[Interface dataset entries]

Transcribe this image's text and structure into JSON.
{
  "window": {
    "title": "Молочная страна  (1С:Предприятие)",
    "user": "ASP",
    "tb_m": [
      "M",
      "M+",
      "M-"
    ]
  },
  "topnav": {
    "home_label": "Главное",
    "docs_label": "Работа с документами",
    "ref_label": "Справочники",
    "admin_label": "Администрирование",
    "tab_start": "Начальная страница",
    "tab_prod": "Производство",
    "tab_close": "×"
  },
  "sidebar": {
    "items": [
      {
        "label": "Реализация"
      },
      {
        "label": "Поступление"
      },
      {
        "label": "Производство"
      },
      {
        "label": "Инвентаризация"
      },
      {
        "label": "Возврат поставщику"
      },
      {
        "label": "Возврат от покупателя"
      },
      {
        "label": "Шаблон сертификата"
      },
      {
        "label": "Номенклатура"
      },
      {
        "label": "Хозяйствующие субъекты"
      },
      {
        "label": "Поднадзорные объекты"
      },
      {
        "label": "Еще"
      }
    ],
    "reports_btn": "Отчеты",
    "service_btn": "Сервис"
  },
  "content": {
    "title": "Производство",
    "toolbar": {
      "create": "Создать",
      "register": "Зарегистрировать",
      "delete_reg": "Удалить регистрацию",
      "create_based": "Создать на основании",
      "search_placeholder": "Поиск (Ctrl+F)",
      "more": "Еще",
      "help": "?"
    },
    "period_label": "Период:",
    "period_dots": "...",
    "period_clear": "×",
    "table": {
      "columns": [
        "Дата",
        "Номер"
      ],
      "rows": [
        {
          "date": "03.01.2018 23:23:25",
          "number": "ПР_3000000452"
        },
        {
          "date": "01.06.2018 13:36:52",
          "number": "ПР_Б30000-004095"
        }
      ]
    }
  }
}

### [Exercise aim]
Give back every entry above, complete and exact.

### [Written answer]
Transcribe this image's text and structure into JSON.
{
  "window": {
    "title": "Молочная страна  (1С:Предприятие)",
    "user": "ASP",
    "tb_m": [
      "M",
      "M+",
      "M-"
    ]
  },
  "topnav": {
    "home_label": "Главное",
    "docs_label": "Работа с документами",
    "ref_label": "Справочники",
    "admin_label": "Администрирование",
    "tab_start": "Начальная страница",
    "tab_prod": "Производство",
    "tab_close": "×"
  },
  "sidebar": {
    "items": [
      {
        "label": "Реализация"
      },
      {
        "label": "Поступление"
      },
      {
        "label": "Производство"
      },
      {
        "label": "Инвентаризация"
      },
      {
        "label": "Возврат поставщику"
      },
      {
        "label": "Возврат от покупателя"
      },
      {
        "label": "Шаблон сертификата"
      },
      {
        "label": "Номенклатура"
      },
      {
        "label": "Хозяйствующие субъекты"
      },
      {
        "label": "Поднадзорные объекты"
      },
      {
        "label": "Еще"
      }
    ],
    "reports_btn": "Отчеты",
    "service_btn": "Сервис"
  },
  "content": {
    "title": "Производство",
    "toolbar": {
      "create": "Создать",
      "register": "Зарегистрировать",
      "delete_reg": "Удалить регистрацию",
      "create_based": "Создать на основании",
      "search_placeholder": "Поиск (Ctrl+F)",
      "more": "Еще",
      "help": "?"
    },
    "period_label": "Период:",
    "period_dots": "...",
    "period_clear": "×",
    "table": {
      "columns": [
        "Дата",
        "Номер"
      ],
      "rows": [
        {
          "date": "03.01.2018 23:23:25",
          "number": "ПР_3000000452"
        },
        {
          "date": "01.06.2018 13:36:52",
          "number": "ПР_Б30000-004095"
        }
      ]
    }
  }
}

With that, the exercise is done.